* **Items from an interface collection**

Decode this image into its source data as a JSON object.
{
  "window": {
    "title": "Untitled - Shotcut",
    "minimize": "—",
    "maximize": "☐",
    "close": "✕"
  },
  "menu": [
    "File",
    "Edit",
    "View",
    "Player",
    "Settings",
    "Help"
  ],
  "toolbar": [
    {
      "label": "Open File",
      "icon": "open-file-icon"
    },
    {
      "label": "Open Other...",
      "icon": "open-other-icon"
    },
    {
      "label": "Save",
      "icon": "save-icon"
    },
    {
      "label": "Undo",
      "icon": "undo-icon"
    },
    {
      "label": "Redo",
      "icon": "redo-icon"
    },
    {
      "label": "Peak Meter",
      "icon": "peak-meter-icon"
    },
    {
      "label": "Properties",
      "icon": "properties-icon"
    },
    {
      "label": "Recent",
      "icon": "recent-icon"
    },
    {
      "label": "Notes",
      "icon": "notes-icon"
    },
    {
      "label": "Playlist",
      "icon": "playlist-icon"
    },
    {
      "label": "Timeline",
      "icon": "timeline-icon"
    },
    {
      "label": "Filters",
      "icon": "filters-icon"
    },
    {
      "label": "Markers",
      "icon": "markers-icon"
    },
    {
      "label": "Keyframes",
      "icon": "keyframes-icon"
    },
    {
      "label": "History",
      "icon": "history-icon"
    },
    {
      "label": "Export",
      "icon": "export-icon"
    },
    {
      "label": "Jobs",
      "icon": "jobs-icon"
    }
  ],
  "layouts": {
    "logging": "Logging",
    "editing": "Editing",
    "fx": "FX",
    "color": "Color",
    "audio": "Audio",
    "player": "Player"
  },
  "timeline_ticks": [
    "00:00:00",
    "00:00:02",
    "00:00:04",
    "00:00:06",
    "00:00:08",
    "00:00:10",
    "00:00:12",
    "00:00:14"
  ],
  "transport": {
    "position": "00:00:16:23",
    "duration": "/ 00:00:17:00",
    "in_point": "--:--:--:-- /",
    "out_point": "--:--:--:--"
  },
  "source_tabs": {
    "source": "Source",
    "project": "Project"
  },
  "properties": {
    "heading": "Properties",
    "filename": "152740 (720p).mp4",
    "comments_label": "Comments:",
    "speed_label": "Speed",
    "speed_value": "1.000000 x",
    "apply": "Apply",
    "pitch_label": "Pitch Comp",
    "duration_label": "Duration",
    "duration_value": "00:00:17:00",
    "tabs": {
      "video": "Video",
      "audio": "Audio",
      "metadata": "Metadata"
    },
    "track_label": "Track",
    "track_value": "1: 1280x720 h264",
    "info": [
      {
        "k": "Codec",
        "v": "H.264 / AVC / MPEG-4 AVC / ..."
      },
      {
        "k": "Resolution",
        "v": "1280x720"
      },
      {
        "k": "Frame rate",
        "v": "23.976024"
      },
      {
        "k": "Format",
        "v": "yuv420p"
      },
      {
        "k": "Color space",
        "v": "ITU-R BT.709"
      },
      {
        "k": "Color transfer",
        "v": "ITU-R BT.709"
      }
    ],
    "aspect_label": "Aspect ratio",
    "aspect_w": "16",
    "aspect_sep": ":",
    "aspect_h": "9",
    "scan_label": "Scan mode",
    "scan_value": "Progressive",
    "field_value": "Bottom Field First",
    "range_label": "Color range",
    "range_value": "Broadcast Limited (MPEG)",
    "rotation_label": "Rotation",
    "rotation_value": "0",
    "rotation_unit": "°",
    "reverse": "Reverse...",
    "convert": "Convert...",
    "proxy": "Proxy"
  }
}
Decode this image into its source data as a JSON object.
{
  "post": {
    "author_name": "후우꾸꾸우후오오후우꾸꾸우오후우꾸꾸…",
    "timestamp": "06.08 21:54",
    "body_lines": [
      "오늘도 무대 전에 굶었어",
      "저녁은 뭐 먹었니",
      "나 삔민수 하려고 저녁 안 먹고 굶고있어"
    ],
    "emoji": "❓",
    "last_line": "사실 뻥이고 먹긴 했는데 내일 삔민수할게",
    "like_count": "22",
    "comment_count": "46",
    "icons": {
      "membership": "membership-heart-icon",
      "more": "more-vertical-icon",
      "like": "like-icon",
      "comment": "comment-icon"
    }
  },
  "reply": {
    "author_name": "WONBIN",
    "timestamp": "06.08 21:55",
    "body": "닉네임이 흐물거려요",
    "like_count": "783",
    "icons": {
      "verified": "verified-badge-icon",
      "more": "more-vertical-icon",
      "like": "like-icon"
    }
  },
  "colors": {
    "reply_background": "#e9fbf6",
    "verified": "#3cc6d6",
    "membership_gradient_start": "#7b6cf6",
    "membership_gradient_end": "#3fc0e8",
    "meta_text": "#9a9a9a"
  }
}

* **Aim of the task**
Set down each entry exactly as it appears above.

* **Your response**
Decode this image into its source data as a JSON object.
{
  "window": {
    "title": "Untitled - Shotcut",
    "minimize": "—",
    "maximize": "☐",
    "close": "✕"
  },
  "menu": [
    "File",
    "Edit",
    "View",
    "Player",
    "Settings",
    "Help"
  ],
  "toolbar": [
    {
      "label": "Open File",
      "icon": "open-file-icon"
    },
    {
      "label": "Open Other...",
      "icon": "open-other-icon"
    },
    {
      "label": "Save",
      "icon": "save-icon"
    },
    {
      "label": "Undo",
      "icon": "undo-icon"
    },
    {
      "label": "Redo",
      "icon": "redo-icon"
    },
    {
      "label": "Peak Meter",
      "icon": "peak-meter-icon"
    },
    {
      "label": "Properties",
      "icon": "properties-icon"
    },
    {
      "label": "Recent",
      "icon": "recent-icon"
    },
    {
      "label": "Notes",
      "icon": "notes-icon"
    },
    {
      "label": "Playlist",
      "icon": "playlist-icon"
    },
    {
      "label": "Timeline",
      "icon": "timeline-icon"
    },
    {
      "label": "Filters",
      "icon": "filters-icon"
    },
    {
      "label": "Markers",
      "icon": "markers-icon"
    },
    {
      "label": "Keyframes",
      "icon": "keyframes-icon"
    },
    {
      "label": "History",
      "icon": "history-icon"
    },
    {
      "label": "Export",
      "icon": "export-icon"
    },
    {
      "label": "Jobs",
      "icon": "jobs-icon"
    }
  ],
  "layouts": {
    "logging": "Logging",
    "editing": "Editing",
    "fx": "FX",
    "color": "Color",
    "audio": "Audio",
    "player": "Player"
  },
  "timeline_ticks": [
    "00:00:00",
    "00:00:02",
    "00:00:04",
    "00:00:06",
    "00:00:08",
    "00:00:10",
    "00:00:12",
    "00:00:14"
  ],
  "transport": {
    "position": "00:00:16:23",
    "duration": "/ 00:00:17:00",
    "in_point": "--:--:--:-- /",
    "out_point": "--:--:--:--"
  },
  "source_tabs": {
    "source": "Source",
    "project": "Project"
  },
  "properties": {
    "heading": "Properties",
    "filename": "152740 (720p).mp4",
    "comments_label": "Comments:",
    "speed_label": "Speed",
    "speed_value": "1.000000 x",
    "apply": "Apply",
    "pitch_label": "Pitch Comp",
    "duration_label": "Duration",
    "duration_value": "00:00:17:00",
    "tabs": {
      "video": "Video",
      "audio": "Audio",
      "metadata": "Metadata"
    },
    "track_label": "Track",
    "track_value": "1: 1280x720 h264",
    "info": [
      {
        "k": "Codec",
        "v": "H.264 / AVC / MPEG-4 AVC / ..."
      },
      {
        "k": "Resolution",
        "v": "1280x720"
      },
      {
        "k": "Frame rate",
        "v": "23.976024"
      },
      {
        "k": "Format",
        "v": "yuv420p"
      },
      {
        "k": "Color space",
        "v": "ITU-R BT.709"
      },
      {
        "k": "Color transfer",
        "v": "ITU-R BT.709"
      }
    ],
    "aspect_label": "Aspect ratio",
    "aspect_w": "16",
    "aspect_sep": ":",
    "aspect_h": "9",
    "scan_label": "Scan mode",
    "scan_value": "Progressive",
    "field_value": "Bottom Field First",
    "range_label": "Color range",
    "range_value": "Broadcast Limited (MPEG)",
    "rotation_label": "Rotation",
    "rotation_value": "0",
    "rotation_unit": "°",
    "reverse": "Reverse...",
    "convert": "Convert...",
    "proxy": "Proxy"
  }
}
Decode this image into its source data as a JSON object.
{
  "post": {
    "author_name": "후우꾸꾸우후오오후우꾸꾸우오후우꾸꾸…",
    "timestamp": "06.08 21:54",
    "body_lines": [
      "오늘도 무대 전에 굶었어",
      "저녁은 뭐 먹었니",
      "나 삔민수 하려고 저녁 안 먹고 굶고있어"
    ],
    "emoji": "❓",
    "last_line": "사실 뻥이고 먹긴 했는데 내일 삔민수할게",
    "like_count": "22",
    "comment_count": "46",
    "icons": {
      "membership": "membership-heart-icon",
      "more": "more-vertical-icon",
      "like": "like-icon",
      "comment": "comment-icon"
    }
  },
  "reply": {
    "author_name": "WONBIN",
    "timestamp": "06.08 21:55",
    "body": "닉네임이 흐물거려요",
    "like_count": "783",
    "icons": {
      "verified": "verified-badge-icon",
      "more": "more-vertical-icon",
      "like": "like-icon"
    }
  },
  "colors": {
    "reply_background": "#e9fbf6",
    "verified": "#3cc6d6",
    "membership_gradient_start": "#7b6cf6",
    "membership_gradient_end": "#3fc0e8",
    "meta_text": "#9a9a9a"
  }
}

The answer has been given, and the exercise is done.